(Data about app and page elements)
_ _ _
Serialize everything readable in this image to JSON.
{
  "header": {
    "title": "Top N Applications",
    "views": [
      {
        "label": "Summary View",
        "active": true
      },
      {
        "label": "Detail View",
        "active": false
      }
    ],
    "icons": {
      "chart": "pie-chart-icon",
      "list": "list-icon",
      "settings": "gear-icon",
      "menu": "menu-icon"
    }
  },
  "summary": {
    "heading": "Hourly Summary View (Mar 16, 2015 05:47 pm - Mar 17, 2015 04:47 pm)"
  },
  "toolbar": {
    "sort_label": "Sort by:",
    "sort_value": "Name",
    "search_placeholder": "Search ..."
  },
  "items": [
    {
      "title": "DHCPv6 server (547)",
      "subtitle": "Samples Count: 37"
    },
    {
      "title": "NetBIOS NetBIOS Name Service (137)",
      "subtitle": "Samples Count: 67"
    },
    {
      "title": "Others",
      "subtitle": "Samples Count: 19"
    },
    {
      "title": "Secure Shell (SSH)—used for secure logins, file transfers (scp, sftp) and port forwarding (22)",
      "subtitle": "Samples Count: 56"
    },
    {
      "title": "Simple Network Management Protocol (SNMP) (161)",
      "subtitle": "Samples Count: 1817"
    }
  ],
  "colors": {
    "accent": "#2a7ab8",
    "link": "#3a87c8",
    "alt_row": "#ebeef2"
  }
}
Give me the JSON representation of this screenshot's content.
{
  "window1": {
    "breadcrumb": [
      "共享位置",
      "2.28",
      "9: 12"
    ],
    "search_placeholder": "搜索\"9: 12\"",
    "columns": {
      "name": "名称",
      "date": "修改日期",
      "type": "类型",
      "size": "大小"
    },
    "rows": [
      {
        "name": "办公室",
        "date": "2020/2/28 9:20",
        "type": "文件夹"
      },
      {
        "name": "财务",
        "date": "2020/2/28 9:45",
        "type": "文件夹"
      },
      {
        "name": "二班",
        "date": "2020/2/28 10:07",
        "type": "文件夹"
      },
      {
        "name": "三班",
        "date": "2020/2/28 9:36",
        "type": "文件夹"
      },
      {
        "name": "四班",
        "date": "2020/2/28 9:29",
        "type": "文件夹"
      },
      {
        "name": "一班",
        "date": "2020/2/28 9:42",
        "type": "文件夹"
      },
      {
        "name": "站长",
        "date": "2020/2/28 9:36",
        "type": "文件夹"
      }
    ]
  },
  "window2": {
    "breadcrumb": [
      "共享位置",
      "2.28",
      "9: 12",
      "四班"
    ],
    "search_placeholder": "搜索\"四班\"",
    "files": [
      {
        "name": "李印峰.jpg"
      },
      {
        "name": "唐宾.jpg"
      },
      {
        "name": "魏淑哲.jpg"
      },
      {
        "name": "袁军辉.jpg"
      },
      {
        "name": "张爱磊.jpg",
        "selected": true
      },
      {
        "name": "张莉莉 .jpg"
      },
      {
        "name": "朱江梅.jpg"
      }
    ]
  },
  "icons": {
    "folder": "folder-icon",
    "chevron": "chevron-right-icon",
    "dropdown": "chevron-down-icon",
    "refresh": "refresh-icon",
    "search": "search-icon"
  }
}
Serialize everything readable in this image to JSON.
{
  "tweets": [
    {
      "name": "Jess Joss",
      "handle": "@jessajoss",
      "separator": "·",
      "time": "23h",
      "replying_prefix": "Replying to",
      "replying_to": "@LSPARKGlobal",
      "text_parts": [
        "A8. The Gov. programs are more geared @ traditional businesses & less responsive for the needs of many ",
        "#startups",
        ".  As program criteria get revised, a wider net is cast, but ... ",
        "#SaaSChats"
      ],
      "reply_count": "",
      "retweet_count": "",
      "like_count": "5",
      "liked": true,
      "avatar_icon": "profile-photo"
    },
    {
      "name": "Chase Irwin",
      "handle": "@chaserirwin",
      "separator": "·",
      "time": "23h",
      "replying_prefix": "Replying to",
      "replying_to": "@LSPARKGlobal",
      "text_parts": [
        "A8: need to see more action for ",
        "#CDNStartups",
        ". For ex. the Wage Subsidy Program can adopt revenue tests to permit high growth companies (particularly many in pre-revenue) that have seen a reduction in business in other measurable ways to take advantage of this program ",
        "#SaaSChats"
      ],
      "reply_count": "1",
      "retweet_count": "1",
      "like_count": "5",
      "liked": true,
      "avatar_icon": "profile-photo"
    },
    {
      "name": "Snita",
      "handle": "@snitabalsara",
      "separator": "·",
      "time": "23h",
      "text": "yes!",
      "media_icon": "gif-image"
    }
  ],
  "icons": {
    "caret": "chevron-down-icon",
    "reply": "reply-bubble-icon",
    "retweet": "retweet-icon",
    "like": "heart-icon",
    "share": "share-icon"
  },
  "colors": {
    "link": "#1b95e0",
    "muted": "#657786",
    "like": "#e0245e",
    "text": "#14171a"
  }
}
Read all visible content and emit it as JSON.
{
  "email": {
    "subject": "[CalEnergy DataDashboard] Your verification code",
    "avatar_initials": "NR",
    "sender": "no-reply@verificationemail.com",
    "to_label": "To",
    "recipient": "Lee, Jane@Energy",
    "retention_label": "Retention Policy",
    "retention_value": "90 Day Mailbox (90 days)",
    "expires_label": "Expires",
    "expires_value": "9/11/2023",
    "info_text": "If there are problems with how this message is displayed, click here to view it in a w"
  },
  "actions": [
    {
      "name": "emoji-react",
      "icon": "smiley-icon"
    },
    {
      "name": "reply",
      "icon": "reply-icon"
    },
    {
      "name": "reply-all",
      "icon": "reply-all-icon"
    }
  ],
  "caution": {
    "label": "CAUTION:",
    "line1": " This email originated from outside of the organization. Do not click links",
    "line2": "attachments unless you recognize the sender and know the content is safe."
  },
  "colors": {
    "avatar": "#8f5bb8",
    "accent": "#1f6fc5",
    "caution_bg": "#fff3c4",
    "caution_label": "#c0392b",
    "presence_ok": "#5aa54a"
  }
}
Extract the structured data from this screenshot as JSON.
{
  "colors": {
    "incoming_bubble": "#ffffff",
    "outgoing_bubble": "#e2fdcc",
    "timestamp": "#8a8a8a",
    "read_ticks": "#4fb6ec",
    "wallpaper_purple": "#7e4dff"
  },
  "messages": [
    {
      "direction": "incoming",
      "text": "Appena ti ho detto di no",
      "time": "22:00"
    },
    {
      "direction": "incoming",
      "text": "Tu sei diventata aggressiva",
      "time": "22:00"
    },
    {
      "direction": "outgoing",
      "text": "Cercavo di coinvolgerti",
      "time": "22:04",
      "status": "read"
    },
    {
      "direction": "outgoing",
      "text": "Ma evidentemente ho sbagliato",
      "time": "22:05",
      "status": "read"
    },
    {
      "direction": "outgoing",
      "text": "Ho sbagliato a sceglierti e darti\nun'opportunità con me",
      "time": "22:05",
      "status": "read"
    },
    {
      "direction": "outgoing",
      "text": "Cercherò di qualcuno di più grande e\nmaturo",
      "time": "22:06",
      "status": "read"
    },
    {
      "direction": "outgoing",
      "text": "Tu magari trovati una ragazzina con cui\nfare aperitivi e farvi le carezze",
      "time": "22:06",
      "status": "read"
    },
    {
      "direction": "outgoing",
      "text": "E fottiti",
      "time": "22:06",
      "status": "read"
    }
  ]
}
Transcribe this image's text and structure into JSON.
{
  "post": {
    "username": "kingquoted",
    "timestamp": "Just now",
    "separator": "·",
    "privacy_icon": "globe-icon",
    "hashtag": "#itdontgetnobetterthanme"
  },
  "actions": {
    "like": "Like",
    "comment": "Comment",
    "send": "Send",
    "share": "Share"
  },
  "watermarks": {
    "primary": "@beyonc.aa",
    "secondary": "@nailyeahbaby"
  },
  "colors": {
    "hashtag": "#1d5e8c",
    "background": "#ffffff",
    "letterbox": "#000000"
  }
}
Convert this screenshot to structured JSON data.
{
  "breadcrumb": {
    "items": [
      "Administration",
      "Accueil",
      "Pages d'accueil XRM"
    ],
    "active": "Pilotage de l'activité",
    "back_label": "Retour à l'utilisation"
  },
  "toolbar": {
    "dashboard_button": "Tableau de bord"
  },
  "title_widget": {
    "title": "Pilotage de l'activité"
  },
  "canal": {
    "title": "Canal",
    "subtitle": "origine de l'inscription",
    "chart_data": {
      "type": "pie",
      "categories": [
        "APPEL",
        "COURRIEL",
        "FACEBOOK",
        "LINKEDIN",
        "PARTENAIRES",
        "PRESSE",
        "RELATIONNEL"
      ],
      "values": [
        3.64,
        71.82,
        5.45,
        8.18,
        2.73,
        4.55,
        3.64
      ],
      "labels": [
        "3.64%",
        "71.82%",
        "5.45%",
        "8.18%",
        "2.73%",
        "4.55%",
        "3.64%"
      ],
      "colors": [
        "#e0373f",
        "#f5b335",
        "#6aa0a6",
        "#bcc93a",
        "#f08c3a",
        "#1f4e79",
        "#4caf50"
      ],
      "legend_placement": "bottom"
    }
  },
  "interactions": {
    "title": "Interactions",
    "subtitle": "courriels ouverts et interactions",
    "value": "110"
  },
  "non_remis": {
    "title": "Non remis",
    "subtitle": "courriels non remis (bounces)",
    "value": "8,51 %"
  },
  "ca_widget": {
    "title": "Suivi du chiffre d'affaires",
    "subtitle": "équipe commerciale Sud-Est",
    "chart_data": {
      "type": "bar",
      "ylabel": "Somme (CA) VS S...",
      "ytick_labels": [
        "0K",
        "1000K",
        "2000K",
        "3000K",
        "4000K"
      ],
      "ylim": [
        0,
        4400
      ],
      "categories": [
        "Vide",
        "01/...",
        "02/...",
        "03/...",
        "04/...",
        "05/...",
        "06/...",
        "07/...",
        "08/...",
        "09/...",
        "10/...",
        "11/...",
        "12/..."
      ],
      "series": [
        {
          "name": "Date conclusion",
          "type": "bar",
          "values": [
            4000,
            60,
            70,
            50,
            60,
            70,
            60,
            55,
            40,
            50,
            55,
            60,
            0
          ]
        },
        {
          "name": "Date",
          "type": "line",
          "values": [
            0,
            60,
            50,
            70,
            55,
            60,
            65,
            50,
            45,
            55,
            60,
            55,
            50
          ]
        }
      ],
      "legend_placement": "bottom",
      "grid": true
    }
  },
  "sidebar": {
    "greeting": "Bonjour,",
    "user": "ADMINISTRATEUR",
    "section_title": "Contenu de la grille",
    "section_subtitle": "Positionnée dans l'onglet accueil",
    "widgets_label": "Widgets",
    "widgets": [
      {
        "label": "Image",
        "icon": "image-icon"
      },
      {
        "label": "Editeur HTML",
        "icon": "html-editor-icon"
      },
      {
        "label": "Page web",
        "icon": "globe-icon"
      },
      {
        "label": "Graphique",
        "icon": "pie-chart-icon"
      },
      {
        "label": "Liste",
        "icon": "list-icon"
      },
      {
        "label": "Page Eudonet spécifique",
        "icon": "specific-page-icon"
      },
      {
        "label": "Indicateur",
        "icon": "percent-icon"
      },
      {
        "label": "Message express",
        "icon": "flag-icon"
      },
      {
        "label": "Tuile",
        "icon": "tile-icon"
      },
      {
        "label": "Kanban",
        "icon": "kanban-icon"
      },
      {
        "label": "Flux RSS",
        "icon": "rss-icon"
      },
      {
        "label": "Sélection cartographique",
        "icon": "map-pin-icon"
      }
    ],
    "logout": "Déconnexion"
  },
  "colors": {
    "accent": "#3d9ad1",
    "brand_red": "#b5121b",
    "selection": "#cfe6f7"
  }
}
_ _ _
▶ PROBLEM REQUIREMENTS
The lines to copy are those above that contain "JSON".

▶ FINISHED TASK
Serialize everything readable in this image to JSON.
Give me the JSON representation of this screenshot's content.
Serialize everything readable in this image to JSON.
Read all visible content and emit it as JSON.
Extract the structured data from this screenshot as JSON.
Transcribe this image's text and structure into JSON.
Convert this screenshot to structured JSON data.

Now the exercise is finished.